Interface dataset entries:
* * *

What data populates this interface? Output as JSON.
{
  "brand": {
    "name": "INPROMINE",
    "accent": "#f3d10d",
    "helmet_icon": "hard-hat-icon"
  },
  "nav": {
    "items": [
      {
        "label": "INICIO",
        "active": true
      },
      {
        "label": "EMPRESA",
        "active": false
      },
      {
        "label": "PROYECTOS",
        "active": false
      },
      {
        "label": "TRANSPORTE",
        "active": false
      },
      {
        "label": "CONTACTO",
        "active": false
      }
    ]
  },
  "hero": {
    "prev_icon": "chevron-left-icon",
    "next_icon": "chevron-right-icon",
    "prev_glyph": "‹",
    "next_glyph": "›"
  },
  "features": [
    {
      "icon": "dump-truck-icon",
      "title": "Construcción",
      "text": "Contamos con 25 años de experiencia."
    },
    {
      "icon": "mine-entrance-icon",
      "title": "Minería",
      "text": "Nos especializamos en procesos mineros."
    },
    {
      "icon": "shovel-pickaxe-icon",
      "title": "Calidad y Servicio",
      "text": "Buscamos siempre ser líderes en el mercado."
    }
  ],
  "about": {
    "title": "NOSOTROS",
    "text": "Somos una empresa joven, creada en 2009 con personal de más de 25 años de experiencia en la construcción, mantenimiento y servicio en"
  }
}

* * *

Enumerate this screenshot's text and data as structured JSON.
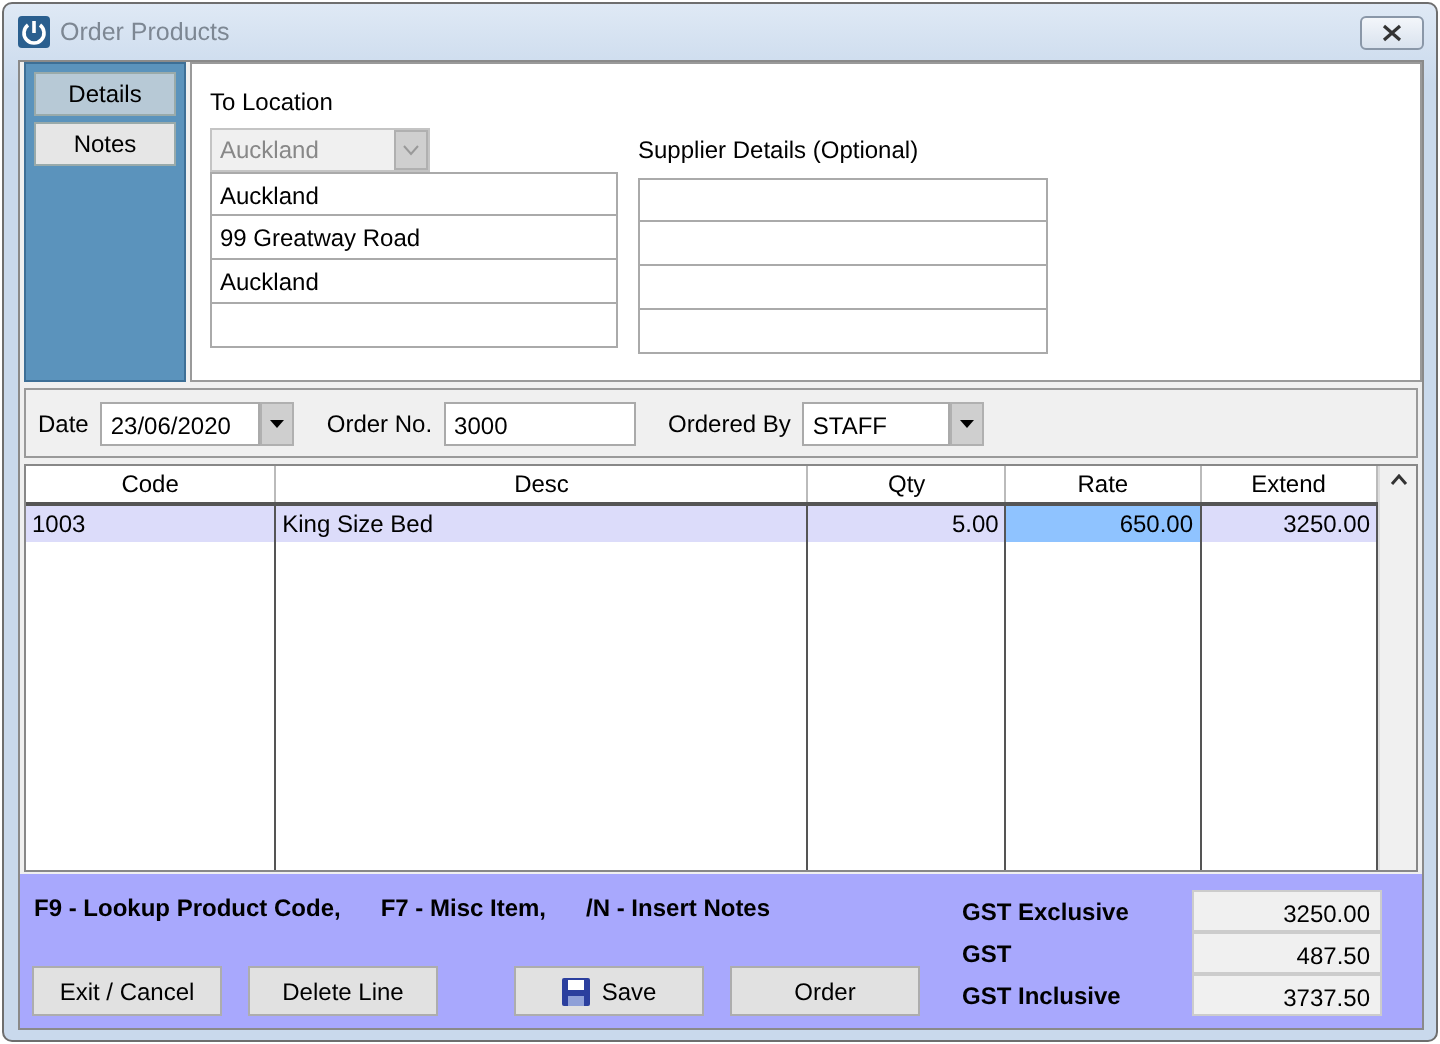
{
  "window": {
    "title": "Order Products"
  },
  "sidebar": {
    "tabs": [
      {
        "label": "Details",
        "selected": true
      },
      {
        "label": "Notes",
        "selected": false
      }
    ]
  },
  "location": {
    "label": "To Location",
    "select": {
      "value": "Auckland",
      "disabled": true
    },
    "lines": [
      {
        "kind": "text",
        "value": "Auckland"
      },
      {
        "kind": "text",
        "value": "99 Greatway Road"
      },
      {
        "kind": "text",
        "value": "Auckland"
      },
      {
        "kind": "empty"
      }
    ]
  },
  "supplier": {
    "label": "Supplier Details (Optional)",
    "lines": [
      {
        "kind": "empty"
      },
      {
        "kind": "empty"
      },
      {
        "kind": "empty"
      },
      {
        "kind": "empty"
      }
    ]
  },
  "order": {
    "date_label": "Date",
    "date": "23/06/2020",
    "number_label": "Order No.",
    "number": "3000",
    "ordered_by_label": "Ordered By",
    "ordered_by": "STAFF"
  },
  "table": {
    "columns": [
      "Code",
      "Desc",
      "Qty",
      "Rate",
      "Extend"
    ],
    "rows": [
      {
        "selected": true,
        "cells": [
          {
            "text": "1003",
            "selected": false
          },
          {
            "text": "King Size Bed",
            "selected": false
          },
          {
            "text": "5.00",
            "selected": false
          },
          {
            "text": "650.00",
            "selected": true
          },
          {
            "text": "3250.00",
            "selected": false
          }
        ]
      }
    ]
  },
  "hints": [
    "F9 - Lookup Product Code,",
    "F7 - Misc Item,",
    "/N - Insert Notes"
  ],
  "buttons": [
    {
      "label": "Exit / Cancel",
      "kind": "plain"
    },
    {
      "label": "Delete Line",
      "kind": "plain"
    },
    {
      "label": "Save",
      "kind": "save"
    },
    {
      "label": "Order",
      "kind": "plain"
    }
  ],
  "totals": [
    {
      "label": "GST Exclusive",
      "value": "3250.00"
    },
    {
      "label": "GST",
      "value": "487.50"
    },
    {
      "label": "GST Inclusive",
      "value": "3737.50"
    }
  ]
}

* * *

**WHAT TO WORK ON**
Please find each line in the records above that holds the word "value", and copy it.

**TASK ANSWER**
      "value": "Auckland",
        "value": "Auckland"
        "value": "99 Greatway Road"
        "value": "Auckland"
      "value": "3250.00"
      "value": "487.50"
      "value": "3737.50"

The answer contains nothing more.